Back in 1999, the Maine Department of Inland Fisheries & Wildlife took what had become a static, predictable event — the annual moose-permit lottery — and hit the road.
No longer would the drawing be held in Augusta each year.
Instead, it turned into an annual barnstorming tour of sorts and gave prospective hunters across the state a chance to attend the lottery in their own backyards.
Since then, it has been held in venues far away from the state capital, in Millinocket, Boothbay Harbor, Old Town, Bucksport, Scarborough, Presque Isle, Rumford, Phippsburg and Kittery.
And on June 18, it’ll head to extreme northern Maine, to Fort Kent, where another large crowd should gather to learn if this is their lucky year … finally.
The drawing will be held at the University of Maine-Fort Kent’s Sports Center and will begin at 6 p.m.
At first glance, the moose-permit lottery drawing may seem like an unlikely spectator event.
Picture this: A seemingly endless parade of state representatives, senators, town officials and DIF&W staffers walks to the podium. Each reads 50 or 100 names off a sheet of paper (often mispronouncing either names or towns, or both).
Repeat the parade as necessary, for a few hours, until the identities of a couple thousand happy hunters have been unveiled.
Sounds like more fun than a guy should be allowed to have, eh?
As it turns out, yes. And then some.
What has transpired over the past decade is that the annual lottery has evolved into far more than an announcement of moose-permit holders.
Instead, in some years it has turned into a festival of sorts, in other years it has resembled a miniature outdoor expo. And in still others, it has seemed more like a banquet than a lottery.
And at each progressive venue, the moose permit lottery has become a bit more unpredictable, a bit more fun, and has offered attendees a few more entertainment (and culinary) options.
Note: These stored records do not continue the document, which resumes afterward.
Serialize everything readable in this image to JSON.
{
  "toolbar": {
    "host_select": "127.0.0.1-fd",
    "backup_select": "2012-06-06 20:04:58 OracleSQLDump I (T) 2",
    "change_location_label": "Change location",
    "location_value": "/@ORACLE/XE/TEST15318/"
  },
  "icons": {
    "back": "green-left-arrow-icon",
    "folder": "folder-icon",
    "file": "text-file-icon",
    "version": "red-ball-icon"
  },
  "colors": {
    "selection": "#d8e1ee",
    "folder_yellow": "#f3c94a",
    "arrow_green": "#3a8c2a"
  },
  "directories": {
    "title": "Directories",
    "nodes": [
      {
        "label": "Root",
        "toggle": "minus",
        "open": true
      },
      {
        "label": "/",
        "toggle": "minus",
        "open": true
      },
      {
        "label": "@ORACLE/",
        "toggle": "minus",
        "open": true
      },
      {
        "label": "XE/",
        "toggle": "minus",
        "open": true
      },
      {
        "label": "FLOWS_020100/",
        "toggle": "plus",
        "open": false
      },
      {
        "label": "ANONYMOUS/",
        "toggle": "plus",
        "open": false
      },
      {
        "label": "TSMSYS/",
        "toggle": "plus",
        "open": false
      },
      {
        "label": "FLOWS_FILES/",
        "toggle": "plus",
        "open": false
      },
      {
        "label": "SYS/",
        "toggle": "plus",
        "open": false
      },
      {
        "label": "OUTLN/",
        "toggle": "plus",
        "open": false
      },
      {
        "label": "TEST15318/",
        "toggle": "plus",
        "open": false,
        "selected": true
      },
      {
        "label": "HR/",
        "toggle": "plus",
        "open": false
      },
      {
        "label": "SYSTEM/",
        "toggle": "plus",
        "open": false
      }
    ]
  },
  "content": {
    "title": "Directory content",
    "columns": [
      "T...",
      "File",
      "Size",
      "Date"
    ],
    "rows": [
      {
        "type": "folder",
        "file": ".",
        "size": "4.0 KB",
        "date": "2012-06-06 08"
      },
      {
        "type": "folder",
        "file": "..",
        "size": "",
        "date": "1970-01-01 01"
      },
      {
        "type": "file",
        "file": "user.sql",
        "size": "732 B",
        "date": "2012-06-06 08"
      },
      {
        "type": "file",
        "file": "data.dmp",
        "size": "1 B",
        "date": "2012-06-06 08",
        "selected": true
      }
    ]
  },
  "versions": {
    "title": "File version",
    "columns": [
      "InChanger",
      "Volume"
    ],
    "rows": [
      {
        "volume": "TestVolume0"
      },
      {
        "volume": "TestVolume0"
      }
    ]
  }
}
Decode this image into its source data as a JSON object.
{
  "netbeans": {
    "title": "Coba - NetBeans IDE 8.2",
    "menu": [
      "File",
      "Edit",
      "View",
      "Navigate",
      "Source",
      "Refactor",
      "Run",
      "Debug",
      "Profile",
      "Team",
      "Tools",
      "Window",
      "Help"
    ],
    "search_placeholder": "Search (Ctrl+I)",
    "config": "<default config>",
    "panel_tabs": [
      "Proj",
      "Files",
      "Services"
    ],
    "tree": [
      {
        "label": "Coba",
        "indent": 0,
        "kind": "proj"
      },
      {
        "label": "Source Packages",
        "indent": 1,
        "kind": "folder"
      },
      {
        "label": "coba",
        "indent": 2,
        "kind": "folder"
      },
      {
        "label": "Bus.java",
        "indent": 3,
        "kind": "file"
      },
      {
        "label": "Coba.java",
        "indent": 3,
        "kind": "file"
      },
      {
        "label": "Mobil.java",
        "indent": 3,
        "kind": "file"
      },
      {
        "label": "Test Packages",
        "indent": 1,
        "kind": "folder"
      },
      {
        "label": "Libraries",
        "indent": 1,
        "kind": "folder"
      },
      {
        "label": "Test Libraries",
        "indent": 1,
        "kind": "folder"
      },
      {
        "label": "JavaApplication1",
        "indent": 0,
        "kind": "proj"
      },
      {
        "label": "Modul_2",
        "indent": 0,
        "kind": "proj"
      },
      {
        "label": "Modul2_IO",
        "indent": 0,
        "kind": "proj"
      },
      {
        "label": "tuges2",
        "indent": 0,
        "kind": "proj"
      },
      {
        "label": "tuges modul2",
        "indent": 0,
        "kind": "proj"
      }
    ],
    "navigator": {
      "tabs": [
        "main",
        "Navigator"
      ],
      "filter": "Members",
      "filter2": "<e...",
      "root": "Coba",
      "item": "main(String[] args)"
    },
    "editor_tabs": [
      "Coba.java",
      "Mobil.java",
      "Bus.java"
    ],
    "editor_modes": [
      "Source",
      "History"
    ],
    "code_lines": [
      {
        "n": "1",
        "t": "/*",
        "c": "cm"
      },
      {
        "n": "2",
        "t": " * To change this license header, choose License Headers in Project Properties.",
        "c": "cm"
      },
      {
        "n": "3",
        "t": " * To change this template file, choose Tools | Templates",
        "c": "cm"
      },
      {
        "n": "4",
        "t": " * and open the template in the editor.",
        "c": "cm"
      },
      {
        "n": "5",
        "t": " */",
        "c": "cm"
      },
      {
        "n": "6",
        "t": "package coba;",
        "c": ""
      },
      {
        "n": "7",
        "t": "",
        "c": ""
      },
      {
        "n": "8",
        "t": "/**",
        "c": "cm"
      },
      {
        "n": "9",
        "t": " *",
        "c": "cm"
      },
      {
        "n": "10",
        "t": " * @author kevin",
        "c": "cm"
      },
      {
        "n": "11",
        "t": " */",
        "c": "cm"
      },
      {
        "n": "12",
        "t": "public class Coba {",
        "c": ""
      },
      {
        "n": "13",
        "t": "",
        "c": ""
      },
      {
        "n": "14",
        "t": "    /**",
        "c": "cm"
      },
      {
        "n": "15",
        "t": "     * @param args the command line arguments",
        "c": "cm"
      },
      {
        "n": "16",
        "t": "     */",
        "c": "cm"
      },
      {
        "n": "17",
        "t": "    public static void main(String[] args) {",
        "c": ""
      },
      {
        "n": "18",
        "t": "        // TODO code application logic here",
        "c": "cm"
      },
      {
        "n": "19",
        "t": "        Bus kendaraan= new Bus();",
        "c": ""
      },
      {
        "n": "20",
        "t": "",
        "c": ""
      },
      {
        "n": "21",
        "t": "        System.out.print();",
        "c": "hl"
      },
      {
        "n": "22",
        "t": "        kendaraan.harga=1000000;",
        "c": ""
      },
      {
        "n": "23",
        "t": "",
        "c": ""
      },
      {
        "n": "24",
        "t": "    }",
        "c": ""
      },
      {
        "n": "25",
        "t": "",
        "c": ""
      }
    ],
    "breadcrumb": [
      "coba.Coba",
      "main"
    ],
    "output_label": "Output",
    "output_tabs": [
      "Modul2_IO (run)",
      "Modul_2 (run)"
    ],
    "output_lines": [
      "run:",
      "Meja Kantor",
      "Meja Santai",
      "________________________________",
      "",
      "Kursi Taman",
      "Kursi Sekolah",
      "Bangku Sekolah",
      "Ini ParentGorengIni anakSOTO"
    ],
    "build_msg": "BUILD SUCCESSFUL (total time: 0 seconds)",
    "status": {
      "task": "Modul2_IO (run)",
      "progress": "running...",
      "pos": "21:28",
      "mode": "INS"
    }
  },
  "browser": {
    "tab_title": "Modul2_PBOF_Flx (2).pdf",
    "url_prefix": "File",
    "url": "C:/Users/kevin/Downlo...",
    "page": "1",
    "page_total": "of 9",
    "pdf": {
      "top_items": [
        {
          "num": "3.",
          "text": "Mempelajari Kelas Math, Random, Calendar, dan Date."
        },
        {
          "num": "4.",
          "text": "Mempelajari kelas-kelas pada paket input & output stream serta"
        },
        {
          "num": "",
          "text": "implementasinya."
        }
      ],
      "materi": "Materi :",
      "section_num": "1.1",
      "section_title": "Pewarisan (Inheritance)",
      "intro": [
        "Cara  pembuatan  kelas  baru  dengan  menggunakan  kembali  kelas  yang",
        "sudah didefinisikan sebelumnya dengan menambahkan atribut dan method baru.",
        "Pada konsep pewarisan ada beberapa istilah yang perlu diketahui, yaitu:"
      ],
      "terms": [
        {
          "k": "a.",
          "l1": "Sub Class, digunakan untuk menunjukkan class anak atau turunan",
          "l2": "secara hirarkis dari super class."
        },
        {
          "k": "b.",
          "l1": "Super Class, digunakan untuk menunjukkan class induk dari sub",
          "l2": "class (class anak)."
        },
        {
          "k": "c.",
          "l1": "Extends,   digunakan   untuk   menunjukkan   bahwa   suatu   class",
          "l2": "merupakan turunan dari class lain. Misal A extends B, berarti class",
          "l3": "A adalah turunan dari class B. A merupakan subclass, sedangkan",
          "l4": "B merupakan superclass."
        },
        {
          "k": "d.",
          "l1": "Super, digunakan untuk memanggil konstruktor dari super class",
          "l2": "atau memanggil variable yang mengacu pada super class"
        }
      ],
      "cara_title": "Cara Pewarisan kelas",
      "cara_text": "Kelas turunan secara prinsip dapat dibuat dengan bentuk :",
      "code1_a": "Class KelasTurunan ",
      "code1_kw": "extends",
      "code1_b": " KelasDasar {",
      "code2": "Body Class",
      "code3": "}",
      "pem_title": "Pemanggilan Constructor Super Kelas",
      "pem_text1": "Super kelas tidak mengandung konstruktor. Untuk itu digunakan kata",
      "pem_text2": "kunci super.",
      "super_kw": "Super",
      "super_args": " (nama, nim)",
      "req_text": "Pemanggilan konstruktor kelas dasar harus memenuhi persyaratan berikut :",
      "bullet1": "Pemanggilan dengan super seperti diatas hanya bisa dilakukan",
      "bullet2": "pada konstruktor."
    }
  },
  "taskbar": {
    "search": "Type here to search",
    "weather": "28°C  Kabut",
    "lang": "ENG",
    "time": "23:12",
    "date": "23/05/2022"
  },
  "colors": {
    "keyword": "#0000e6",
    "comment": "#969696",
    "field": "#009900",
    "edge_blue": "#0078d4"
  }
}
Last year’s lottery, held at Kittery Trading Post, may have been the most varied, and busiest, that I’ve attended.
Food was plentiful. Live music was played. Shopping opportunities abounded. And the food was plentiful. Did I already say that?
Having spent a good deal of time in Fort Kent over the past several years, I can assure you that this lottery will be no exception to the pattern.
Here’s a secret about Fort Kent: Town residents love staging big events. They love taking little events and turning them into big events.
And in Fort Kent, everything, it seems, is worth celebrating.
Fort Kenters, I may not have mentioned, are very, very good at celebrating.
Go to the annual muskie derby and you’ll learn that fact in a hurry. Head up for the Can-Am Crown Dog Sled races and you’ll vow to return. Every now and then a big-time biathlon event comes to the town’s world-class facilities.
Heck, Fort Kent even held a snowplow parade last year to celebrate the long-awaited arrival of spring.
According to a DIF&W press release, a planning committee of local officials and citizens from the St. John Valley and Aroostook County will be formed to help organize the drawing, and the Greater Fort Kent Chamber of Commerce will help promote the event.
And while some past drawings have faced space limitations that dictated a smaller event than at other, larger venues, that won’t be a problem at UMFK.
“Since the drawing will be held in a large facility at the UMFK campus, there will be plenty of opportunity for local businesses, including sporting businesses, to promote Aroostook County and exhibit their products,” DIF&W commissioner Roland “Danny” Martin said in the news release.
Martin encouraged business owners to join forces with organizers and the DIF&W and place trade booths at the event.
From first-hand experience, I can tell you that the more booths, exhibits and vendors there are on hand, the more fun the event will be for attendees.
Many head to the lottery to see if their name is called, but the presence of plenty of booths and exhibits (and food … have I mentioned that yet?) will make for an enjoyable event, even for those who have no stake in the drawing.
In addition to local vendors, DIF&W personnel, including staffers from Augusta and local biologists and game wardens, will be on hand to talk to attendees.
If you’re interested in becoming active in the event, either as a member of the planning committee or as an exhibitor, contact Andrea Erskine at the DIF&W by sending e-mail to Andrea.Erskine@maine.gov or calling 287-5201.